How to make your kids moneywise
With the scrapping of CTFs, there has been a big focus on new ways to save for your children's future.
But equally important is making sure you provide your young ones with some savvy about money matters.
That way, when the day arrives for them to step out into a world of banks pushing credit, they may have the sense to say no.
Introduce your kids to coins first
Teach them the value of different denominations, allow them to hand money over in shops and see the change they receive and then buy them a piggy bank and encourage them to use it.
Set a savings habit
Better still, give them two piggy banks – one for spending and one for savings and encourage them to put half of what you give them into each.
Make sure they know they can only take money out of the savings piggy bank if they have checked with you first.
Set up a savings account in their name
Explain how their money earns interest. Make regular visits to pay a little bit in, even if it's only a few pounds, so they can see how the money mounts up.
Check out the bank offerings
For instance, HSBC's MyMoney scheme includes both a savings and (from the age of 11) a current account, with monthly statements. Very grown-up.
One top buy at the moment is the Halifax children's regular saver, which offers 6% interest AER fixed for 12 months. You must save between £10 and £100 per month and no withdrawals are allowed within the fixed term.
Develop their budgeting skills
Get them used to using their pocket money to buy something they really want. Encourage them to save for it over a number of weeks, rather than forking out yourself on the spot.
This will help them learn that they can't always have instant gratification and give them the satisfaction of saying they paid for it.
Introduce a monthly allowance
Once they get a bit older, a monthly allowance for specific outgoings will give your children greater control. This could be for cinema trips with their friends or for topping up their mobile phone credit.
But make it clear that they're in charge, and once the money's gone, it's gone. Try not to be soft and bail them out too often if they run short.
If they want to boost their finances, offer them the chance of taking on paid odd jobs around the home, such as washing the car or cleaning out a cupboard, with payment on completion of the task.
As they get older think about allowing them to babysit or take up a part-time job.

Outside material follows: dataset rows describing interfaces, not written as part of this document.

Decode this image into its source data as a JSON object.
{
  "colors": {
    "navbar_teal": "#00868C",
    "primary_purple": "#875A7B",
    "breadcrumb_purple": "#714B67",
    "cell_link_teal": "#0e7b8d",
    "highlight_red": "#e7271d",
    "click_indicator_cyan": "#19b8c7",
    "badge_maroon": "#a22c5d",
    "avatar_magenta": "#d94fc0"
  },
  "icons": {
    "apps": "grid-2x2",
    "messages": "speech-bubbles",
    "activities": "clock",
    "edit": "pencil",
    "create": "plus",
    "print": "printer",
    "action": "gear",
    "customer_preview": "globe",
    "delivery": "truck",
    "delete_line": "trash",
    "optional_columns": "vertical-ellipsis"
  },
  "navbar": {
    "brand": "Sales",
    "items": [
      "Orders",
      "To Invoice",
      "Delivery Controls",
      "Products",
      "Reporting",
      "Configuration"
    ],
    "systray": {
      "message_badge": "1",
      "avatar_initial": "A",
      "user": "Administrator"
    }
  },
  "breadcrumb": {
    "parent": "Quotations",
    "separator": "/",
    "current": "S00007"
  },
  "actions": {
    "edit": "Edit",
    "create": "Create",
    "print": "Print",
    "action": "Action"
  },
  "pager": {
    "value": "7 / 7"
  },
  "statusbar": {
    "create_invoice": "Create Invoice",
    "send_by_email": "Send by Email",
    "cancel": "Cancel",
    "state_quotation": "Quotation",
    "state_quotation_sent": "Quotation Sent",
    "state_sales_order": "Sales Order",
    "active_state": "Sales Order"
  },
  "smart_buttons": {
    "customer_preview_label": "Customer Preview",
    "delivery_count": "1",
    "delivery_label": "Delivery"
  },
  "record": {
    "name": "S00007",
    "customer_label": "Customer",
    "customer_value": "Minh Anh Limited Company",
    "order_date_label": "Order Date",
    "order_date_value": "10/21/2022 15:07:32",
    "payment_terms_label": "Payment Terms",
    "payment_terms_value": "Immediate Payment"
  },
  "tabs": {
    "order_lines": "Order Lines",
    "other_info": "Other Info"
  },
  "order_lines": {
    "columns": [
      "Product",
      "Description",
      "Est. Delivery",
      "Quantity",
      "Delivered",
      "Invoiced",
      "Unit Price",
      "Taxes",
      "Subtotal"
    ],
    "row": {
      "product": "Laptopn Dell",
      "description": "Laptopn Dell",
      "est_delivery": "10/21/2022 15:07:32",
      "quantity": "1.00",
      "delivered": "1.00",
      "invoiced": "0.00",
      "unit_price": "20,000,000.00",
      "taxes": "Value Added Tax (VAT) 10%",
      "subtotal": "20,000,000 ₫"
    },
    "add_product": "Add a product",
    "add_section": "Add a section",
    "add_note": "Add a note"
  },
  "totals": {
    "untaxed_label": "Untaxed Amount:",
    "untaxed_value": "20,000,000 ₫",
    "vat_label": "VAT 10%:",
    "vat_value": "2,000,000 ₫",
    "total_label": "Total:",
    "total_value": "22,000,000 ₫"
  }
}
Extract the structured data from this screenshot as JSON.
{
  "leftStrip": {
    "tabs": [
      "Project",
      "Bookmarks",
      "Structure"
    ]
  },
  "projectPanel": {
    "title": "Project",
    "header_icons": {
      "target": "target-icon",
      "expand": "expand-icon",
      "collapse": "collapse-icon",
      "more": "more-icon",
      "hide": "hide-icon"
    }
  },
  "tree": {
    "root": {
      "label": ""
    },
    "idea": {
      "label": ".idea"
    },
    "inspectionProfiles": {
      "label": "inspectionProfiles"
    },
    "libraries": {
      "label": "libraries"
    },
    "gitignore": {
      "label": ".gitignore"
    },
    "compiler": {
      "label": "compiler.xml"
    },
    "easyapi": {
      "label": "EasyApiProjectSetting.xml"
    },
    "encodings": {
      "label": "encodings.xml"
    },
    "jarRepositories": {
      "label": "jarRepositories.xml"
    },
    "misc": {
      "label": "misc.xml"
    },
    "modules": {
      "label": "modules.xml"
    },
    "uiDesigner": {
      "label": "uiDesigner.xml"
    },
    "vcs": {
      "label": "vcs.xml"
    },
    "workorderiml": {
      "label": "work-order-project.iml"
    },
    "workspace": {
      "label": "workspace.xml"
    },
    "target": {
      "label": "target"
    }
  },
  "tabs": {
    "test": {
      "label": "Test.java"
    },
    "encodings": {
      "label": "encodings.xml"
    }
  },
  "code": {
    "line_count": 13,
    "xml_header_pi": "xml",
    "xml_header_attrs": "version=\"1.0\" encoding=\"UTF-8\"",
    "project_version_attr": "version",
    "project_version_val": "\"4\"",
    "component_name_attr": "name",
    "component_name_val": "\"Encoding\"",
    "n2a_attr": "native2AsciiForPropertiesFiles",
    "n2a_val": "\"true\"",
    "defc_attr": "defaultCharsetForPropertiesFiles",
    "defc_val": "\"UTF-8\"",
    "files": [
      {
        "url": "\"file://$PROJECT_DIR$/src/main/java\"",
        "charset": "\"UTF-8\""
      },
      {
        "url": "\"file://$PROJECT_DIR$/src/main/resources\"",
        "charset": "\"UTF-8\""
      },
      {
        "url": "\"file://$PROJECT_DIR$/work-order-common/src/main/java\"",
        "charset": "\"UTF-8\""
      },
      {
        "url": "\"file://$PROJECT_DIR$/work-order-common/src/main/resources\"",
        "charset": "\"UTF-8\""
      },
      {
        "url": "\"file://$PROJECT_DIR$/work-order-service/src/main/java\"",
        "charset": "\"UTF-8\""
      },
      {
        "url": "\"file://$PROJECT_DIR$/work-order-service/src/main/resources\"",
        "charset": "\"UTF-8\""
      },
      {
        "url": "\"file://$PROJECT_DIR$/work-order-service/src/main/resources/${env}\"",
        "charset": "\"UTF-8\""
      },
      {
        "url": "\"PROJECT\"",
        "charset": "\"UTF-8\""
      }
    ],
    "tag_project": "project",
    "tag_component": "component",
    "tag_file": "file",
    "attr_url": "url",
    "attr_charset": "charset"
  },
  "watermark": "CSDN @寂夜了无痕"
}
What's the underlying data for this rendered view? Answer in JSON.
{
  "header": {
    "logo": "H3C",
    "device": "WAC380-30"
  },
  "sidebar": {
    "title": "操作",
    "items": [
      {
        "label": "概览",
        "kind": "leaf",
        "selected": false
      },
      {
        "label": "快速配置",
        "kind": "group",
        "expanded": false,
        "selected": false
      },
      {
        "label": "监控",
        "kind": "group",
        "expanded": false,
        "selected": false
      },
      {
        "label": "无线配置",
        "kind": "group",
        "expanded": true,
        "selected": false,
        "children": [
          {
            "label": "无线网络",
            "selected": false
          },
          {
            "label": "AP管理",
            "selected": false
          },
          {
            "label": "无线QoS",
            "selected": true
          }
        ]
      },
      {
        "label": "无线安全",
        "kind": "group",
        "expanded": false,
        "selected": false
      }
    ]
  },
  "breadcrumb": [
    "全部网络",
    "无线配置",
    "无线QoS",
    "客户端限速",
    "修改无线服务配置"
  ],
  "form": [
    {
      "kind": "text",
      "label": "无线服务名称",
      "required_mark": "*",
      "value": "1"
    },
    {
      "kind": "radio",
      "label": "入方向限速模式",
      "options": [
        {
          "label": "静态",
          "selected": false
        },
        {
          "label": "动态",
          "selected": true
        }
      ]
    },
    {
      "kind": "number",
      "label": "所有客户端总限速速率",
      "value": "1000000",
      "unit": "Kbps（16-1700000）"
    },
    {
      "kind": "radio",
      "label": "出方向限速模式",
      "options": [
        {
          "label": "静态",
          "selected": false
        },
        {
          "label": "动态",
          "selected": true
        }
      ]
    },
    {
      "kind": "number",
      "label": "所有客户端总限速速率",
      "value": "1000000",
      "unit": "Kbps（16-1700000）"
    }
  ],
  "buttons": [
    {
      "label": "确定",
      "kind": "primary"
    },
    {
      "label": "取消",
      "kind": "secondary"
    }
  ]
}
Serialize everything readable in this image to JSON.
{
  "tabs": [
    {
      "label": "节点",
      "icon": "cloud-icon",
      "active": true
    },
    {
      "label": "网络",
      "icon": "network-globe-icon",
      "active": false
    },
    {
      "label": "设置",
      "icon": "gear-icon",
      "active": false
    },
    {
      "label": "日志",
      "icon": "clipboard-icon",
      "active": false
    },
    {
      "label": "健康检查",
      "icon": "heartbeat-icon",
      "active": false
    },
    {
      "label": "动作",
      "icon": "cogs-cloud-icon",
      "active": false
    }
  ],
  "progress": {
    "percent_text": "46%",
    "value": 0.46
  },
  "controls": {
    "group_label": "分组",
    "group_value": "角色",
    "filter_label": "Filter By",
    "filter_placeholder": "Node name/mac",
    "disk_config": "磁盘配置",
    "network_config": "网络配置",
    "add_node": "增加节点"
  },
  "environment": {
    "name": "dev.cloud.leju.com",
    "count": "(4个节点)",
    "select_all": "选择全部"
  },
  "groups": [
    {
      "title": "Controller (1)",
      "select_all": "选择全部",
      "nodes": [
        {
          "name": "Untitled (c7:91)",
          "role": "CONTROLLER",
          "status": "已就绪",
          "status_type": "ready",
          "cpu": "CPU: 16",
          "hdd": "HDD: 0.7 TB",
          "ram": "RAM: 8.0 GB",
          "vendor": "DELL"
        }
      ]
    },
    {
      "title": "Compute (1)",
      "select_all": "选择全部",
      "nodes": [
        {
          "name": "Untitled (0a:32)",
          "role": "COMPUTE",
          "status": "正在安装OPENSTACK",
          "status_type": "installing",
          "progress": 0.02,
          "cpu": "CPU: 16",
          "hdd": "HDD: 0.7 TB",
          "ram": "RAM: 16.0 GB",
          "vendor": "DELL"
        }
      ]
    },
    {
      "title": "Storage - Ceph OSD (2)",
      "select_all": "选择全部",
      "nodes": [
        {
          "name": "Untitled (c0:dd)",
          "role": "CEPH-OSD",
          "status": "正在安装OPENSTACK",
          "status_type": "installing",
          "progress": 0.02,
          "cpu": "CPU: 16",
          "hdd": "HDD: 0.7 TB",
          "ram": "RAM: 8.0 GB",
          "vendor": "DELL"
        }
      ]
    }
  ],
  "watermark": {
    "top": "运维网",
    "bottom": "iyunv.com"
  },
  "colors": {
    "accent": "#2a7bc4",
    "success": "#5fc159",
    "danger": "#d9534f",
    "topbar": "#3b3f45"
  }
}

Make it clear that you will only support their job if their shifts don't interfere with school work. If they are doing it to save up for something really important to them offer to match what they earn.
Practice what you preach
An account opened with a clearing bank (few building societies offer current accounts) that provides the ability to draw cash (usually via a debit card) or cheques from the account. Some pay fairly minimal rates of interest if the account is in credit. Most current accounts insist your monthly income (salary or pension) is paid directly in each month and they offer a number of optional services – such as overdrafts and charge cards – which are negotiable but will incur fees.
Where APR is the rate charged for money borrowed, Annual equivalent rate is how interest is calculated on money saved. The AER takes into account the frequency the product pays interest and how that interest compounds. So, if two savings products pay the same rate of interest but one pays interest more frequently, that account compounds the interest more frequently and will have a higher AER.